English I

Population and Human Settlement


 Population affects the characteristics of a nation’s politics, economy, culture, and infrastructure. The key characteristics of the population of a country or region include population distribution, population structure, and population migration. Population distribution is the population sizes of regions at a particular time. Population structure is the composition of the population of a region that denotes particular demographic attributes, including such important variables as age, sex, income, and household composition. Migration is the population movement between regions over a particular time period. Changes in population distribution come from natural increase and decrease (births and deaths) and migration. Natural increases and decreases of the population are monitored with statistics on total fertility and mortality rates. Migration, on the other hand, is affected by the geographical distribution of the political, economic, social, cultural, and spatial characteristics. Such influences function as determining factors for population influxes and outflows between regions; as a result, the socio-spatial process of migration takes place. Population migration includes regional in-migration and out-migration domestically and international migrations. Domestic migration is classified as the migration between urban and rural areas, between city and city, and among rural areas. In general, economic, demographic, and geographic factors jointly affect migration patterns.

   The following maps illustrate population distributions at the national level in Korea for every ten years since 1980. Each dot represents 1,000 persons at the city, county and district (si·gun·gu) levels.
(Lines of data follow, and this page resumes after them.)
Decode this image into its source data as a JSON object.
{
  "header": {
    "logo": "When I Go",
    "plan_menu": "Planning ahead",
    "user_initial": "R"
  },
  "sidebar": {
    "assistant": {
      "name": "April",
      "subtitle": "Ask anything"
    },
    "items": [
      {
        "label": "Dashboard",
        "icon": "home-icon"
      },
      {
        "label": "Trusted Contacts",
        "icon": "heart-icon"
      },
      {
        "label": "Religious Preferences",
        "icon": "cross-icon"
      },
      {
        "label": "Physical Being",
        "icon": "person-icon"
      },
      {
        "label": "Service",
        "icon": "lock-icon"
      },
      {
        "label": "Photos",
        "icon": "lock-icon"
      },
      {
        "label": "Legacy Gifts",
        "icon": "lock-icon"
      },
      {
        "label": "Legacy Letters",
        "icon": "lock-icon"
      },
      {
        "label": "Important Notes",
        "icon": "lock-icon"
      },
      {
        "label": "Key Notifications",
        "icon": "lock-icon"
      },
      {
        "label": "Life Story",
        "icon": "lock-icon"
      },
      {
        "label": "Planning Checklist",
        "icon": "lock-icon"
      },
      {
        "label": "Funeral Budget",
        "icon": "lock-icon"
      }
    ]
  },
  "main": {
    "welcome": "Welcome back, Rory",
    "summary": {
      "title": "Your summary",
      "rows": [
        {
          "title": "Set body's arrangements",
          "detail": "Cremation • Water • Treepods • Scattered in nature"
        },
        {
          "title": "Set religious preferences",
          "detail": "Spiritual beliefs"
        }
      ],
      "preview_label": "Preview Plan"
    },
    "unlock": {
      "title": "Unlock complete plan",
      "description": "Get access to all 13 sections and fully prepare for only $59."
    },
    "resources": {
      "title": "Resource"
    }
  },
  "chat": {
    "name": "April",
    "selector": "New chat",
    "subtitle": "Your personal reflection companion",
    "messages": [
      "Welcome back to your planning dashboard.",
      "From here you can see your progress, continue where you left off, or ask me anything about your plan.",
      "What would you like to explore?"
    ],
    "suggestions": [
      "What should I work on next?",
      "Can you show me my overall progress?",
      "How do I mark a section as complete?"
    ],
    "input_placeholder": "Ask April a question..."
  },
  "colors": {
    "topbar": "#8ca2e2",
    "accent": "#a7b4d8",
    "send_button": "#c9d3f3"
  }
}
These maps enable one to identify both over-populated and under-populated areas. Population distribution patterns differ over time and they can be used to identify the growth or decline of population spatially. Understanding population distribution is of paramount importance since it is a synopsis of political, economic, social, cultural, and spatial patterns of the country at the national and regional levels. Over the past several decades the population of Korea has moved up to the north of the country and more recently into the northwest region, which suggests that the importance of the Seoul region has been growing.   A centroid is the center of a distribution of population; it is a point from which the sum of distances to all people of the country is minimized. The changing position of this centroid indicates the characteristics of population distribution change over time. As clearly shown on the map showing Korea’s centroids over the decades, the centroids shifted to the north and in particular to northwest more recently. This again implies that the importance of the Capital Region has been growing.